As days grow shorter, with a nip in the air, as ice rims the lakes and frost settles into the ground, my eagerness for the queen of all seasons, winter, grows commensurately. What a delight, then, to discover a book that speaks to this anticipation. First published in Berlin, renowned for its bleak winters, “Winterlust,” by German journalist Bernd Brunner, is a novel exploration of various components of winter.
What, he asks, makes winter Winter? Snow and ice, certainly for Minnesotans — but Rome and Paris endure winter without much of either. Short days and long, dark nights? That might be nearer the mark. Every country outside the tropics experiences winter, and every aspect of winter living — the wool, the flannel sheets, the candles, the boots — derives from that fundamental waning of the sun and the concomitant darkness of long, cold nights.
One of the charms of this book is that it was written in Europe. Brunner gives readers an insider’s glimpse into winter in the Old World. Why are Scandinavian interiors painted in soft pastels, as in every Carl Larsson painting? This interior lightness makes the most of meager sunlight. The massive cast iron AGA stoves that make British kitchens cozy in the dark, damp winter? Imported from Sweden, a country that knows about dark and damp.
Winter, Brunner writes, claimed the imagination of Europe’s artists. Pieter Bruegel the Elder, a Dutchman, was one of the first to paint a winter landscape in 1565, “The Hunters in the Snow.” German poet Johann Wolfgang von Goethe hiked Switzerland’s snowy Alps, and developed a passion for ice skating. France’s Claude Monet was attracted to snow and how it affected light, which drew him to Norway. But Brunner gives short shrift to Canada’s Group of Seven — a group of landscape painters — and mischaracterizes them, focusing on Lawren Harris’ abstract landscapes, and ignoring Tom Thomson’s glorious paintings of northern lights and A.Y. Jackson’s scenes from Algonquin Park in winter.
What effect does winter have on city living? We Minnesotans can certainly inform Herr Brunner about snow emergencies, odd/even parking, and the perilous trek up Duluthian hills. Alas, Brunner totally overlooks us, writing instead of Reykjavik’s geothermal heat that keeps the city’s sidewalks and streets clear and Quebec City’s ice slide, which the daring can navigate at 40 miles per hour. And what about St. Paul’s legendary Winter Carnival? There’s no mention of the ice palaces, the sculptures, the Vulcans. Minnesotans, I feel your indignation at this snub!

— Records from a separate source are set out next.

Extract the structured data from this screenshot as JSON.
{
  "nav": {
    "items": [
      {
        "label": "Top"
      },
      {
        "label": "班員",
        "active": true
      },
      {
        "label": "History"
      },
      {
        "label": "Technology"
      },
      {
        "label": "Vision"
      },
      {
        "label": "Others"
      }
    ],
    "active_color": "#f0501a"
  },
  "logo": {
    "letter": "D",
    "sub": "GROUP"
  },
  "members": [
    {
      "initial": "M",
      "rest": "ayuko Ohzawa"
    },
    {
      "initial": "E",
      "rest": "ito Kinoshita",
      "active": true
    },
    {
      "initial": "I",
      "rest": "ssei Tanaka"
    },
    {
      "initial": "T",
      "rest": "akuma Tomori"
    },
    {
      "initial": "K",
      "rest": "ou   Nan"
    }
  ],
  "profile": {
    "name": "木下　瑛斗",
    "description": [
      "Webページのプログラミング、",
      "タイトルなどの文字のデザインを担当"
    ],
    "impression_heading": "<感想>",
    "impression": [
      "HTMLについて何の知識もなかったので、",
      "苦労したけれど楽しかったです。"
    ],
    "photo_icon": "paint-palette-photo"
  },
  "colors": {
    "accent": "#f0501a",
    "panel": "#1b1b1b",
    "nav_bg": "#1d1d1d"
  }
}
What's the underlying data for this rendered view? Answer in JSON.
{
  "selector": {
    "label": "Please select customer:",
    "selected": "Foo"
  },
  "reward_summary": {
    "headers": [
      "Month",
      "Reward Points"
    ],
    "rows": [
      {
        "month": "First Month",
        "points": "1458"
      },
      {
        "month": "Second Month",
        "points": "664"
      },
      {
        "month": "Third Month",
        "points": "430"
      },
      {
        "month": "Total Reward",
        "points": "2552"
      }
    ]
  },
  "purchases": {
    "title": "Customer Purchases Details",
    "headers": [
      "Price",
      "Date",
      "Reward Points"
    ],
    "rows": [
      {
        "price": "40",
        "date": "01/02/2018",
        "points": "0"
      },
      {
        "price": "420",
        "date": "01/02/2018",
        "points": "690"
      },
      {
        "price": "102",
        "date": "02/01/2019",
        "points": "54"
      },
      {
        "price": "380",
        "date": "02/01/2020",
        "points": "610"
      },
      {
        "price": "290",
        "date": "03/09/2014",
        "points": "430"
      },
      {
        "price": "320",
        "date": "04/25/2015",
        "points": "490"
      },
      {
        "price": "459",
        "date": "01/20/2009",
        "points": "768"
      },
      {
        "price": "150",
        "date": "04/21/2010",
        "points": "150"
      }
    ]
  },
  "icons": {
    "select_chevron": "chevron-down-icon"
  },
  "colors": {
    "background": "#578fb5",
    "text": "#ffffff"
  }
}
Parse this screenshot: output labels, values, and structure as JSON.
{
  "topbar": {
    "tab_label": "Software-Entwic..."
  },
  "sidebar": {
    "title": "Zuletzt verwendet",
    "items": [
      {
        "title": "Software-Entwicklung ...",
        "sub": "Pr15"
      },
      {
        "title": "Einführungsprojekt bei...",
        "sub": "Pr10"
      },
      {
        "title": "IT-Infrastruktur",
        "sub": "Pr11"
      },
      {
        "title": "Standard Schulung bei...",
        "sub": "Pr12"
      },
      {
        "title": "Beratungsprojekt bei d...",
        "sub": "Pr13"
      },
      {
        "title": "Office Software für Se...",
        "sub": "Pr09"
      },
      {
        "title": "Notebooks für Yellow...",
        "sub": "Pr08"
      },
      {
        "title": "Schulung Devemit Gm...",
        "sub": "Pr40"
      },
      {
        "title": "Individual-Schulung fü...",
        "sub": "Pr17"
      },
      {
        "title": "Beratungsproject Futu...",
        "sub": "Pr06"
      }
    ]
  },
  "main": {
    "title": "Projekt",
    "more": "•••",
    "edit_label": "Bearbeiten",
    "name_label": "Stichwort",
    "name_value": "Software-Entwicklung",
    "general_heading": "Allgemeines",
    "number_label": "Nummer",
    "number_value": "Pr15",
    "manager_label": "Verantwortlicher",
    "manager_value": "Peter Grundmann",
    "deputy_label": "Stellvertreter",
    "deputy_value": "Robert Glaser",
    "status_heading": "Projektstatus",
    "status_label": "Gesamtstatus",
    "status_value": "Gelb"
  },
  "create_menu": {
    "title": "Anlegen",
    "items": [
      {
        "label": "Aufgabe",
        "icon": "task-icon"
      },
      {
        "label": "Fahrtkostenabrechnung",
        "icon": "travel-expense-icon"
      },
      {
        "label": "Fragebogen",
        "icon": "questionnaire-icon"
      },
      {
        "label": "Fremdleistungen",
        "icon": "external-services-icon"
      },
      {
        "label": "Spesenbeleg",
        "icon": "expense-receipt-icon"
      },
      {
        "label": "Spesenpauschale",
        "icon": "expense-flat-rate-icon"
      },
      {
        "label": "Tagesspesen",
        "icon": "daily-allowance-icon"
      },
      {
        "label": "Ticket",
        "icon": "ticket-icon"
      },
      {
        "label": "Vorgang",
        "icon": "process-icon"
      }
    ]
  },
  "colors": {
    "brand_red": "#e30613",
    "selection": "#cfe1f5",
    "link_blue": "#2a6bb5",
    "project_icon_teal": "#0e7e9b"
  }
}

Is there ever too much snow? Most cross-country skiers would say no, although last winter, trail-groomers in Marquette, Mich., were grousing to us about having to attend to the trails 24/7, because it wouldn’t stop snowing. Brunner ignores Michigan’s Keweenaw Peninsula, and focuses instead on the west coast of Japan’s main island, Honshu. It is a similar situation to the Keweenaw: winds, in this case Siberian, pick up moisture blowing across the Sea of Japan and dump snow when they reach land. The city of Niigata bills itself as a “winter sports paradise;” some areas of the west coast are designated “heavy snowfall zones” and receive governmental aid to deal with snow removal and other encumbrances caused by too much snow. In the winter of 2005-06, some Honshu communities recorded more than 9 feet of snow.
Brunner notes that the use of fossil fuels (coal and natural gas) and widespread availability of electricity profoundly altered the human relationship to cold and dark, making winter weather more comfortable. That relationship will change again, as climate change truly takes hold, and snowstorms become slush storms, the ski season shortens, and ice-fishing opportunities shrink. Still, winter will hardly be banished. Those of us who remember the polar vortex winter of 2013-14 know that winter might assume ferocious proportions should climate change slow the jet stream and weather patterns become “stuck” in winter mode.
“Winterlust” is briskly translated from the German by Mary Catherine Lawler, rendering it an easy read, if perhaps robbing the essays of some poetry. The book is illustrated with numerous pictures of various aspects of winter: a Canadian travel poster touting Alpine skiing; a German children’s book depicting winter animals of Lapland; black-robed orthodox priests twirling in the snow; and an etching of a 19th-century Japanese man on snowshoes. The illustrations are delightful and help convey how the idea of winter fully engages the human imagination.
Here’s to snow and ice, a sun low on the horizon and cold nights of candlelight. It’s time to sharpen the skates and scrape the old wax off the skis.
Author Sue Leaf lives in Center City, Minn.